§ **RECORDS FOR THIS TASK**
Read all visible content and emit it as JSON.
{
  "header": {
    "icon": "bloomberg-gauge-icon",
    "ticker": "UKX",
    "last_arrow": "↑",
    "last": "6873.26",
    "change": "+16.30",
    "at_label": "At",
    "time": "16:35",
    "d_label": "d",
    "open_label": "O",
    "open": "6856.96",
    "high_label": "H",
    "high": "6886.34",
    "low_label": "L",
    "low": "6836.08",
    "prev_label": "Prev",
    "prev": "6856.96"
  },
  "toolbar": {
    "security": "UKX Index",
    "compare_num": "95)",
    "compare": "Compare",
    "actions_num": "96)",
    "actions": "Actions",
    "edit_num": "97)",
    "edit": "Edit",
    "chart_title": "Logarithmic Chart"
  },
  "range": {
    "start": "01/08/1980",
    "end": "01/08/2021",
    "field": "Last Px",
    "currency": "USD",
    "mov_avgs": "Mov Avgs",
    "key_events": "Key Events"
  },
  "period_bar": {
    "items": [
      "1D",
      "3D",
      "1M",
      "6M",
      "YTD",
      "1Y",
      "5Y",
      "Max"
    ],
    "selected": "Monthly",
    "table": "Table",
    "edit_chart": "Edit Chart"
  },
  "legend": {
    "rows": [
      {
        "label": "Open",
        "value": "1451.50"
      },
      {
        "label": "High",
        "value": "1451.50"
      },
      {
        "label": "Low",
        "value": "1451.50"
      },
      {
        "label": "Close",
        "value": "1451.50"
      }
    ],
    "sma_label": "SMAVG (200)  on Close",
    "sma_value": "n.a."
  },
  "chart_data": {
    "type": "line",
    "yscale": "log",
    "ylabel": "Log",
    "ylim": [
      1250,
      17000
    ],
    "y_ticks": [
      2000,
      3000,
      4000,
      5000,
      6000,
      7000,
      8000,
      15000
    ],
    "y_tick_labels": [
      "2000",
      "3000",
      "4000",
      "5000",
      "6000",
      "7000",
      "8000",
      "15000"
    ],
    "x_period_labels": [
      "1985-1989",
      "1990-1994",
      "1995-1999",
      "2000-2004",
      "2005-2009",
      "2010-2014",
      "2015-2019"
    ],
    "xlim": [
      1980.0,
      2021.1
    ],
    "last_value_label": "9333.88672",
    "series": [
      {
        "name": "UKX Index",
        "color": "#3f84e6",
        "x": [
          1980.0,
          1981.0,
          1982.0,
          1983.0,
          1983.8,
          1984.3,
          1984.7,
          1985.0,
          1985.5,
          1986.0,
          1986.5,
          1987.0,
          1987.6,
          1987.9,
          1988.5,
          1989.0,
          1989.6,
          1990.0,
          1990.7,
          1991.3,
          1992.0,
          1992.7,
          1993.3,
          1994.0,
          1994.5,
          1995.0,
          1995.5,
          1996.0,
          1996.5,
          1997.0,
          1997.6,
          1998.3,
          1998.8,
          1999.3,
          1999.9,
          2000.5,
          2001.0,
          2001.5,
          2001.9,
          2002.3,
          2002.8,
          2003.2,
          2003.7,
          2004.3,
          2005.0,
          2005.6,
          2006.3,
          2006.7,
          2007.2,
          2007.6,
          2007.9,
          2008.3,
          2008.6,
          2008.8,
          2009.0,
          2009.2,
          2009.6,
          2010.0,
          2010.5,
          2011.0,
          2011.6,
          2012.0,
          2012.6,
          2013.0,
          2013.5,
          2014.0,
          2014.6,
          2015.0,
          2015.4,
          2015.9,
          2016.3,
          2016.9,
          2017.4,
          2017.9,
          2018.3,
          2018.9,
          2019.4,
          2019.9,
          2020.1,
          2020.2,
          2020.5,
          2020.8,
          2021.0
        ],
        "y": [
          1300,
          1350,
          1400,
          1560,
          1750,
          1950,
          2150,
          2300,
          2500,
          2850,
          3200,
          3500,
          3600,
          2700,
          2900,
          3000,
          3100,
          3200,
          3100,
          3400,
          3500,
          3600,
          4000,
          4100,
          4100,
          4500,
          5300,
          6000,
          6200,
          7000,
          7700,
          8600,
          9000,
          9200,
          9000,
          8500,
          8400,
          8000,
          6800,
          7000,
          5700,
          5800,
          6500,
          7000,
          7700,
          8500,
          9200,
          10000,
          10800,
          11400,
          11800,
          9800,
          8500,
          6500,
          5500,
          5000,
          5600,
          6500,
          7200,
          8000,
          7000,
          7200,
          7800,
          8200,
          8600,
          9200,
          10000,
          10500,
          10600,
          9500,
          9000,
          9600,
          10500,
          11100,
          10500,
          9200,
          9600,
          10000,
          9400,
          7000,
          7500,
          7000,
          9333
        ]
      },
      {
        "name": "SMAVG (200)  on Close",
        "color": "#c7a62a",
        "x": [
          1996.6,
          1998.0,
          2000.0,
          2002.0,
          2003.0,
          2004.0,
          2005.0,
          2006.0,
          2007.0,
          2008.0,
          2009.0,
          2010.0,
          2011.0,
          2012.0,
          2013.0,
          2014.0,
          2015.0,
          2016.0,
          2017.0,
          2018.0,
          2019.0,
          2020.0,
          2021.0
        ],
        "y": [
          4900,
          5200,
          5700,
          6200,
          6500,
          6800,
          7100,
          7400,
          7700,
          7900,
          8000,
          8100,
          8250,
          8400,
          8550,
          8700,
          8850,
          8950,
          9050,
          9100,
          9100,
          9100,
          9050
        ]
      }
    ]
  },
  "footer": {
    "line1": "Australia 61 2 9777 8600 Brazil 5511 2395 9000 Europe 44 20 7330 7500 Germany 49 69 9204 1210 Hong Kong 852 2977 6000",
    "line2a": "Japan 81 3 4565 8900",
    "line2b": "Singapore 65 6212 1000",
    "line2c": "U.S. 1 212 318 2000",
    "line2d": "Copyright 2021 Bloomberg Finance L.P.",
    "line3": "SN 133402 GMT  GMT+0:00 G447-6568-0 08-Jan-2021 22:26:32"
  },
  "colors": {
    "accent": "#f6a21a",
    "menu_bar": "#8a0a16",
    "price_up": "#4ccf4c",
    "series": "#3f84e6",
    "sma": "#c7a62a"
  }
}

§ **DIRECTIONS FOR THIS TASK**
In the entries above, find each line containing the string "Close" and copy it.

§ **SOLUTION TO THIS PROBLEM**
        "label": "Close",
    "sma_label": "SMAVG (200)  on Close",
        "name": "SMAVG (200)  on Close",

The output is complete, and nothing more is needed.